## TASK OBJECTIVE
State the number of lines in the material below that have "description" in them, without any other text.

## AVAILABLE DATA
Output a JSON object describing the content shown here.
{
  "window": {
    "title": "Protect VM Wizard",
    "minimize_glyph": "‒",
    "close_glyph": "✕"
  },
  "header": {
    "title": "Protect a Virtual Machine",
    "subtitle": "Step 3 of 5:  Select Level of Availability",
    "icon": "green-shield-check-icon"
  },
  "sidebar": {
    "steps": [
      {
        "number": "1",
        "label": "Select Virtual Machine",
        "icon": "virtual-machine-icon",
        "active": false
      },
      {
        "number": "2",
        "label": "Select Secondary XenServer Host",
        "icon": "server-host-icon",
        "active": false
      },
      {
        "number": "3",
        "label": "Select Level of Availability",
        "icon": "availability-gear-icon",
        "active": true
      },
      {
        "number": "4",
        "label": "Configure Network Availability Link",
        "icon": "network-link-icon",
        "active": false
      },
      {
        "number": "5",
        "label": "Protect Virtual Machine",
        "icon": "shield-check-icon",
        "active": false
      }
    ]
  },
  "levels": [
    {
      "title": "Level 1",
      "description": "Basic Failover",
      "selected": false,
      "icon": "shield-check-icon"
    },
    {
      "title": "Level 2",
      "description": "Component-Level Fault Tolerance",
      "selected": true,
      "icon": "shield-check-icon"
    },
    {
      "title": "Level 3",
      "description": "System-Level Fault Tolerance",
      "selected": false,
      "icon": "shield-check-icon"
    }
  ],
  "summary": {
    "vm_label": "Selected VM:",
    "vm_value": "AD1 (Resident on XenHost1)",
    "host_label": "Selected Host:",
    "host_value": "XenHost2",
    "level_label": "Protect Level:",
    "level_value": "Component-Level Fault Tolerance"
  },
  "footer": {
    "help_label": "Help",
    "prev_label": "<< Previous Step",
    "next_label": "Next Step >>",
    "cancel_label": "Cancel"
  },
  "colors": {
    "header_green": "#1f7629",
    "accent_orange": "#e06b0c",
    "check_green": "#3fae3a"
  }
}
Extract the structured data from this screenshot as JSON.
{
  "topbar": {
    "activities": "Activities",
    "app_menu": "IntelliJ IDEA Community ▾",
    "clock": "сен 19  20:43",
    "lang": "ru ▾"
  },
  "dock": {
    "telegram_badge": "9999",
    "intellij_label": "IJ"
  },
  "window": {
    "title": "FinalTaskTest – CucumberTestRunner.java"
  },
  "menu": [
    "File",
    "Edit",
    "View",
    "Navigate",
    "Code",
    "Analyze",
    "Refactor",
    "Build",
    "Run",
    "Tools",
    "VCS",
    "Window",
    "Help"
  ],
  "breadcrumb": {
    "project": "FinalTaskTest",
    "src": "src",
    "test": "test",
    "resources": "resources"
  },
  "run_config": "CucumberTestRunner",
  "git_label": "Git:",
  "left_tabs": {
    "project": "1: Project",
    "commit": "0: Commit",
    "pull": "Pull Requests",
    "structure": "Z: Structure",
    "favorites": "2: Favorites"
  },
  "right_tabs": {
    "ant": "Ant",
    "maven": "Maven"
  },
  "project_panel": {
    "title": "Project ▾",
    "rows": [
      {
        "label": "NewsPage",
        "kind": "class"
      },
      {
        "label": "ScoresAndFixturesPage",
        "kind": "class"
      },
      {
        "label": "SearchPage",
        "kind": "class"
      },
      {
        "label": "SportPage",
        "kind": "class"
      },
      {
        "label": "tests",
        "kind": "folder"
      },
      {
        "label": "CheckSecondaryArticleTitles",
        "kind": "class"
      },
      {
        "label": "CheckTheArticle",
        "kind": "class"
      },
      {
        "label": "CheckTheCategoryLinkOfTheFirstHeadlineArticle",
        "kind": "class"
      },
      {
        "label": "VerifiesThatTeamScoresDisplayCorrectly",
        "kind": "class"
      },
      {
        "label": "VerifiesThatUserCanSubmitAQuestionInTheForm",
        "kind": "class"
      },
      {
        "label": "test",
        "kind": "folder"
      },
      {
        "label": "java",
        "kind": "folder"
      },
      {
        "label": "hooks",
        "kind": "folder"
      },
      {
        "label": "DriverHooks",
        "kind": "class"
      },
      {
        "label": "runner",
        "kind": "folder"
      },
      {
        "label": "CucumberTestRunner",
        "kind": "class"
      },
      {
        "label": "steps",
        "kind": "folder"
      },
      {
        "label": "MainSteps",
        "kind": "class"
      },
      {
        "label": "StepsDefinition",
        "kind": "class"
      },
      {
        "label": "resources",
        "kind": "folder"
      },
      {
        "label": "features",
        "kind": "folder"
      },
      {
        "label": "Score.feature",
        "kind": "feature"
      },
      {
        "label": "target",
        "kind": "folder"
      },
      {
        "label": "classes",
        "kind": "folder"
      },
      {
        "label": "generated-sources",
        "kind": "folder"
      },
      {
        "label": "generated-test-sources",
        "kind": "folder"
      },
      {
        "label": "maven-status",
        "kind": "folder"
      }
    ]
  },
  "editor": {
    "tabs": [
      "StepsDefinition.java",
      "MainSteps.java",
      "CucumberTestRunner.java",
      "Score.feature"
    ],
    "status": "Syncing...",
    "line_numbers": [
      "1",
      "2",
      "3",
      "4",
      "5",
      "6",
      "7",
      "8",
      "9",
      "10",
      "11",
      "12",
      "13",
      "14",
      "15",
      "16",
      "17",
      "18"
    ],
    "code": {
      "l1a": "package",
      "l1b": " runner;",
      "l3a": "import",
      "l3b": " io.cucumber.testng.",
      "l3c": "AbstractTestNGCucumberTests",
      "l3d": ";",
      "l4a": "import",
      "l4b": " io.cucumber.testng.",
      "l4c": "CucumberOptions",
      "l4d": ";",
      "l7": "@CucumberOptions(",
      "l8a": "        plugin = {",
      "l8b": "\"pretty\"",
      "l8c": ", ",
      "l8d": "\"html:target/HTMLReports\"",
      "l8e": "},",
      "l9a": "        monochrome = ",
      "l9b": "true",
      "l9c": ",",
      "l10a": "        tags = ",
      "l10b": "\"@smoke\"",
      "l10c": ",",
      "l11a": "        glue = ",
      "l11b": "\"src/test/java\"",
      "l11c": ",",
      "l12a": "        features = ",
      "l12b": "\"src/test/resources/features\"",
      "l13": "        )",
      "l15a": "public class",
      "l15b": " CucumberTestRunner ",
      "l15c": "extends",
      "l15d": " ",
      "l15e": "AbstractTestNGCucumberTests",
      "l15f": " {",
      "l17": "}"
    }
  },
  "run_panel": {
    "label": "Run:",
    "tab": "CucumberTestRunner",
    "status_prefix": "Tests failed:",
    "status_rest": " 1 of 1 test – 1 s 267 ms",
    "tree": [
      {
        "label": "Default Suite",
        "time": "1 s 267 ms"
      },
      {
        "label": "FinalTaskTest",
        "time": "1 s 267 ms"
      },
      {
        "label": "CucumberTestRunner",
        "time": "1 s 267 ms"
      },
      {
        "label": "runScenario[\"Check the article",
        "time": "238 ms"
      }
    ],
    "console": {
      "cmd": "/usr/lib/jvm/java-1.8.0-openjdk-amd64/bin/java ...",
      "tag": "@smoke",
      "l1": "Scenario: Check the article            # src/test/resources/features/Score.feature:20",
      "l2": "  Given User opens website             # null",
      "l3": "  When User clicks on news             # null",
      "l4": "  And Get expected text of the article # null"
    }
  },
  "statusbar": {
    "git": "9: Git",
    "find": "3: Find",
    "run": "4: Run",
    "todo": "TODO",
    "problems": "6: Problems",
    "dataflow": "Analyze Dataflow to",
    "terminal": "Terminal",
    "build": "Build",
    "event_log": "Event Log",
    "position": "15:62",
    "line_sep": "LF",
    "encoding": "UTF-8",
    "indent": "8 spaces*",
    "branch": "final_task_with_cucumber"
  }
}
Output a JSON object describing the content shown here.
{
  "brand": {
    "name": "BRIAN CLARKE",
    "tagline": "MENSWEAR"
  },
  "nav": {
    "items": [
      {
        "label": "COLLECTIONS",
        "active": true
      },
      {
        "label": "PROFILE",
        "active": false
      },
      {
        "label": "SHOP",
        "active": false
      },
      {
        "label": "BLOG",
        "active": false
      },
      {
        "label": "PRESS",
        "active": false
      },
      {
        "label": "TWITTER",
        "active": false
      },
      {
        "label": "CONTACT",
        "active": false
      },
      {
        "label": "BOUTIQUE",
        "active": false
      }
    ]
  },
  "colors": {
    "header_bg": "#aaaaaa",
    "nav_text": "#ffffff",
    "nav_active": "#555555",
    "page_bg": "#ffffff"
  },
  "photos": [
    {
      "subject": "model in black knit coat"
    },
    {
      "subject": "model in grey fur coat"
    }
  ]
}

## EXERCISE RESULT
3